Though the running time is technically 90 minutes, end credits account for nearly a tenth of that. This is a quick B movie, full of practical effects that feel startlingly fresh and clever moments that are both smart and self-aware. Early on, Lydia is paying for some bullets and asks for a pack of cigarettes; the cashier requests an ID for the smokes; Lydia decides to just buy the bullets. In another scene, Lydia and Link have a chat about illegal immigration while riding in the back of a pick-up full of… illegal immigrants.

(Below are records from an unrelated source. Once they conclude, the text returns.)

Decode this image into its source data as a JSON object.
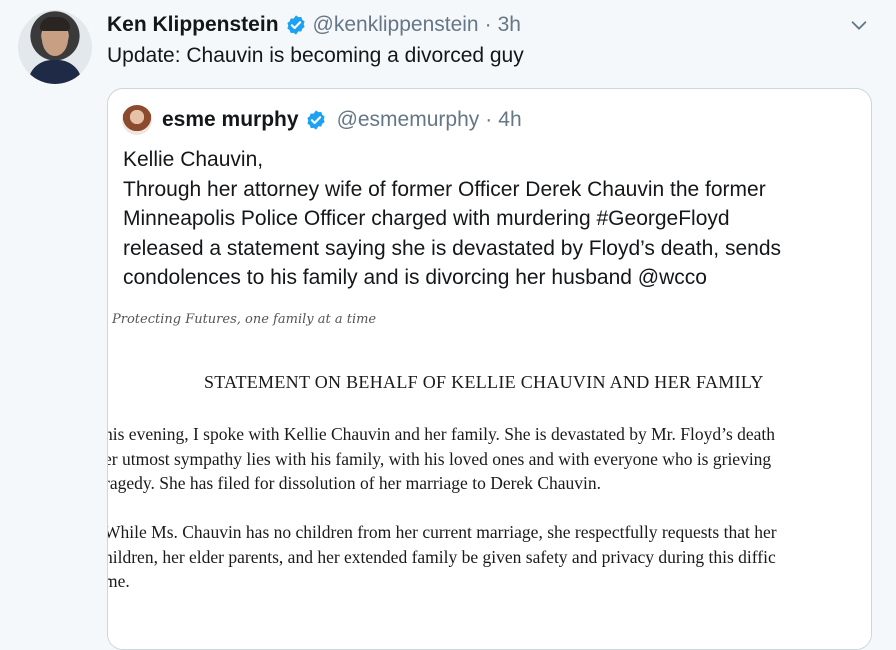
{
  "tweet": {
    "author_name": "Ken Klippenstein",
    "author_handle": "@kenklippenstein",
    "separator": "·",
    "time": "3h",
    "text": "Update: Chauvin is becoming a divorced guy"
  },
  "quote": {
    "author_name": "esme murphy",
    "author_handle": "@esmemurphy",
    "separator": "·",
    "time": "4h",
    "lines": [
      "Kellie Chauvin,",
      "Through her attorney wife of former Officer Derek Chauvin the former",
      "Minneapolis Police Officer charged with murdering #GeorgeFloyd",
      "released a statement saying she is devastated by Floyd’s death, sends",
      "condolences to his family and is divorcing her husband @wcco"
    ]
  },
  "document": {
    "letterhead": "Protecting Futures, one family at a time",
    "title": "STATEMENT ON BEHALF OF KELLIE CHAUVIN AND HER FAMILY",
    "paragraph1": [
      "his evening, I spoke with Kellie Chauvin and her family. She is devastated by Mr. Floyd’s death",
      "er utmost sympathy lies with his family, with his loved ones and with everyone who is grieving",
      "ragedy. She has filed for dissolution of her marriage to Derek Chauvin."
    ],
    "paragraph2": [
      "While Ms. Chauvin has no children from her current marriage, she respectfully requests that her",
      "hildren, her elder parents, and her extended family be given safety and privacy during this diffic",
      "me."
    ]
  },
  "colors": {
    "verified_blue": "#1da1f2",
    "secondary_text": "#657786",
    "border": "#ccd6dd",
    "background": "#f5f8fa"
  },
  "icons": {
    "verified": "verified-badge-icon",
    "more": "chevron-down-icon"
  }
}
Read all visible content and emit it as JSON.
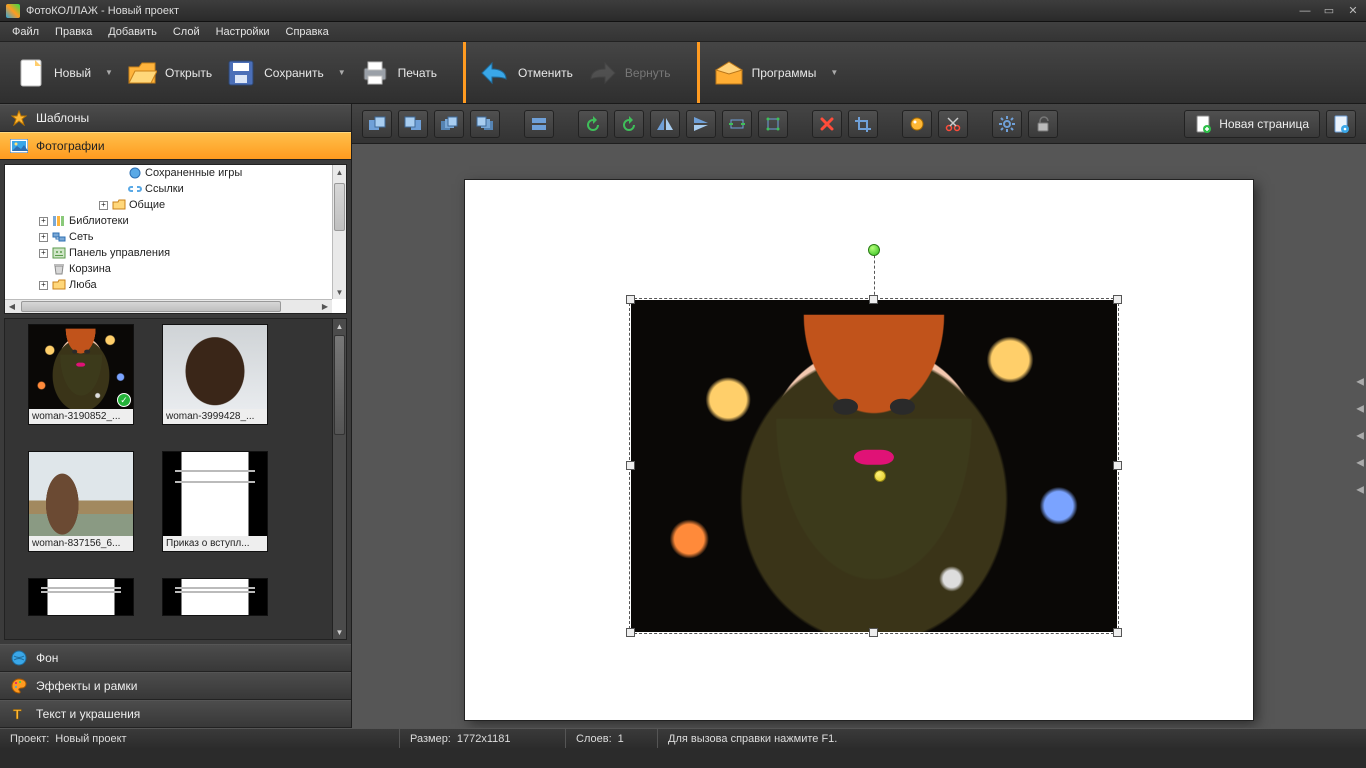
{
  "window": {
    "title": "ФотоКОЛЛАЖ - Новый проект"
  },
  "menubar": [
    "Файл",
    "Правка",
    "Добавить",
    "Слой",
    "Настройки",
    "Справка"
  ],
  "toolbar": {
    "new": "Новый",
    "open": "Открыть",
    "save": "Сохранить",
    "print": "Печать",
    "undo": "Отменить",
    "redo": "Вернуть",
    "programs": "Программы"
  },
  "canvas_toolbar": {
    "new_page": "Новая страница"
  },
  "accordion": {
    "templates": "Шаблоны",
    "photos": "Фотографии",
    "background": "Фон",
    "effects": "Эффекты и рамки",
    "text": "Текст и украшения"
  },
  "folder_tree": [
    {
      "indent": 110,
      "icon": "game",
      "label": "Сохраненные игры",
      "expand": ""
    },
    {
      "indent": 110,
      "icon": "link",
      "label": "Ссылки",
      "expand": ""
    },
    {
      "indent": 94,
      "icon": "folder",
      "label": "Общие",
      "expand": "+"
    },
    {
      "indent": 34,
      "icon": "lib",
      "label": "Библиотеки",
      "expand": "+"
    },
    {
      "indent": 34,
      "icon": "net",
      "label": "Сеть",
      "expand": "+"
    },
    {
      "indent": 34,
      "icon": "panel",
      "label": "Панель управления",
      "expand": "+"
    },
    {
      "indent": 34,
      "icon": "trash",
      "label": "Корзина",
      "expand": ""
    },
    {
      "indent": 34,
      "icon": "folder",
      "label": "Люба",
      "expand": "+"
    }
  ],
  "thumbnails": [
    {
      "label": "woman-3190852_...",
      "kind": "photo1",
      "used": true
    },
    {
      "label": "woman-3999428_...",
      "kind": "photo2",
      "used": false
    },
    {
      "label": "woman-837156_6...",
      "kind": "photo3",
      "used": false
    },
    {
      "label": "Приказ о вступл...",
      "kind": "doc",
      "used": false
    },
    {
      "label": "",
      "kind": "doc2",
      "used": false
    },
    {
      "label": "",
      "kind": "doc2",
      "used": false
    }
  ],
  "status": {
    "project_label": "Проект:",
    "project_name": "Новый проект",
    "size_label": "Размер:",
    "size_value": "1772x1181",
    "layers_label": "Слоев:",
    "layers_value": "1",
    "help_hint": "Для вызова справки нажмите F1."
  }
}
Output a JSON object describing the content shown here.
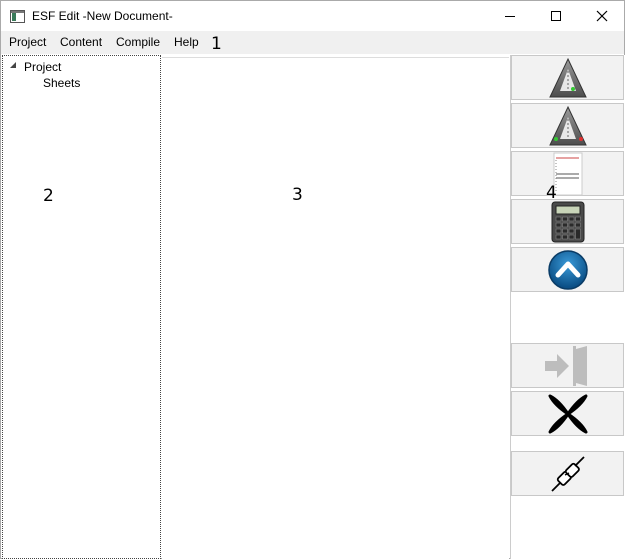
{
  "window": {
    "title": "ESF Edit -New Document-"
  },
  "menu": {
    "items": [
      "Project",
      "Content",
      "Compile",
      "Help"
    ]
  },
  "overlay_labels": {
    "one": "1",
    "two": "2",
    "three": "3",
    "four": "4"
  },
  "tree": {
    "root": "Project",
    "child": "Sheets"
  },
  "toolbar": {
    "icons": [
      "triangle-forward-icon",
      "triangle-edit-icon",
      "document-list-icon",
      "calculator-icon",
      "up-arrow-circle-icon",
      "exit-door-icon",
      "x-close-icon",
      "plug-connect-icon"
    ]
  }
}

There’s no doubt that Richet knows who his (former) movie star is and how to best utilize his presence here. From his intro and onwards, Gibson’s entire turn as Link plays like a grungy confession from a man tired of saying sorry. Every crease in Gibson’s worn, leathery face is on display, each one a scar for some sin he’d rather not talk about but will never be able to escape. Between this, the underrated actioner Get the Gringo, and his recent turns as “schlocky baddie” in schlocky bad movies (The Expendables 3, Machete Kills), the actor appears more than aware of his commercial limitations and more than willing to offer his best to whoever’s still willing to watch.
William H. Macy shows up as Link’s reliable friend, while Michael Parks gets weird as Link’s very unreliable friend. As photographed by Robert Gantz, the desert setting and torched cinematography do a considerable amount of heavy-lifting. Cities don’t exist in Blood Father‘s world — just outskirts full of worn-down trailer parks and mostly vacant dive bars.
Retro-fitting into genres past while exploiting full-blown nostalgia has emerged as a successful business model all its own these days, evidenced by everything from Stranger Things to Ghostbusters to the upcoming Splash remake. Is evil Mel Gibson in an exciting, ’70s-esque, semi-exploitation film worth it? Blood Father makes a good case.
Blood Father opens on Friday, August 12.